Dataset entries:
━━━━━━━━

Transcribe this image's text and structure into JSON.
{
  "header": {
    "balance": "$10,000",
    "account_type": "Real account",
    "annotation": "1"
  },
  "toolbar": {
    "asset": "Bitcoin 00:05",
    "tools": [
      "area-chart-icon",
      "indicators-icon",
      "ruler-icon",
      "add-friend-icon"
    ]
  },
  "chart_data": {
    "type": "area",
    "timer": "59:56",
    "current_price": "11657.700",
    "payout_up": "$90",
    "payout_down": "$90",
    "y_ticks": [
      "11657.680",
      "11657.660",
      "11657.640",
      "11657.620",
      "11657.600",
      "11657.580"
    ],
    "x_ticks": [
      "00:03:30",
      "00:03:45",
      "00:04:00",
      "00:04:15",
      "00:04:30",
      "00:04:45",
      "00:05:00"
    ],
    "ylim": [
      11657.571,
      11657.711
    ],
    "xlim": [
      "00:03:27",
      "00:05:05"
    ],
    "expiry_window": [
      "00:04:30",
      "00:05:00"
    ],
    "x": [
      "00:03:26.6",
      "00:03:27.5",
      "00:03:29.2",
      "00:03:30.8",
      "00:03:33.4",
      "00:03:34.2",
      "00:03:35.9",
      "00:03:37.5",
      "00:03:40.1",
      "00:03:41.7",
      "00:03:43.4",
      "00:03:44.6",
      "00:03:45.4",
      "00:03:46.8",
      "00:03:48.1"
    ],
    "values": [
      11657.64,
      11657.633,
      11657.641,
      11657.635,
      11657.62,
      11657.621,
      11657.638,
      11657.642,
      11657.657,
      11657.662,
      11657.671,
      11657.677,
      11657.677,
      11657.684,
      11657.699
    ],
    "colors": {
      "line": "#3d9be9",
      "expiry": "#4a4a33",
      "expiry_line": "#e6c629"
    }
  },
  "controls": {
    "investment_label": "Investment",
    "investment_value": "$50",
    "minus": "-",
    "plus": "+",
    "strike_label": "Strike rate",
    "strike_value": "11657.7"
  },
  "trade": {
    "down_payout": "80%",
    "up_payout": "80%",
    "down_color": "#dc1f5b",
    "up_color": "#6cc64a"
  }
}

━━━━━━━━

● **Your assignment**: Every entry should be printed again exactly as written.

● **Output for this exercise**:
Transcribe this image's text and structure into JSON.
{
  "header": {
    "balance": "$10,000",
    "account_type": "Real account",
    "annotation": "1"
  },
  "toolbar": {
    "asset": "Bitcoin 00:05",
    "tools": [
      "area-chart-icon",
      "indicators-icon",
      "ruler-icon",
      "add-friend-icon"
    ]
  },
  "chart_data": {
    "type": "area",
    "timer": "59:56",
    "current_price": "11657.700",
    "payout_up": "$90",
    "payout_down": "$90",
    "y_ticks": [
      "11657.680",
      "11657.660",
      "11657.640",
      "11657.620",
      "11657.600",
      "11657.580"
    ],
    "x_ticks": [
      "00:03:30",
      "00:03:45",
      "00:04:00",
      "00:04:15",
      "00:04:30",
      "00:04:45",
      "00:05:00"
    ],
    "ylim": [
      11657.571,
      11657.711
    ],
    "xlim": [
      "00:03:27",
      "00:05:05"
    ],
    "expiry_window": [
      "00:04:30",
      "00:05:00"
    ],
    "x": [
      "00:03:26.6",
      "00:03:27.5",
      "00:03:29.2",
      "00:03:30.8",
      "00:03:33.4",
      "00:03:34.2",
      "00:03:35.9",
      "00:03:37.5",
      "00:03:40.1",
      "00:03:41.7",
      "00:03:43.4",
      "00:03:44.6",
      "00:03:45.4",
      "00:03:46.8",
      "00:03:48.1"
    ],
    "values": [
      11657.64,
      11657.633,
      11657.641,
      11657.635,
      11657.62,
      11657.621,
      11657.638,
      11657.642,
      11657.657,
      11657.662,
      11657.671,
      11657.677,
      11657.677,
      11657.684,
      11657.699
    ],
    "colors": {
      "line": "#3d9be9",
      "expiry": "#4a4a33",
      "expiry_line": "#e6c629"
    }
  },
  "controls": {
    "investment_label": "Investment",
    "investment_value": "$50",
    "minus": "-",
    "plus": "+",
    "strike_label": "Strike rate",
    "strike_value": "11657.7"
  },
  "trade": {
    "down_payout": "80%",
    "up_payout": "80%",
    "down_color": "#dc1f5b",
    "up_color": "#6cc64a"
  }
}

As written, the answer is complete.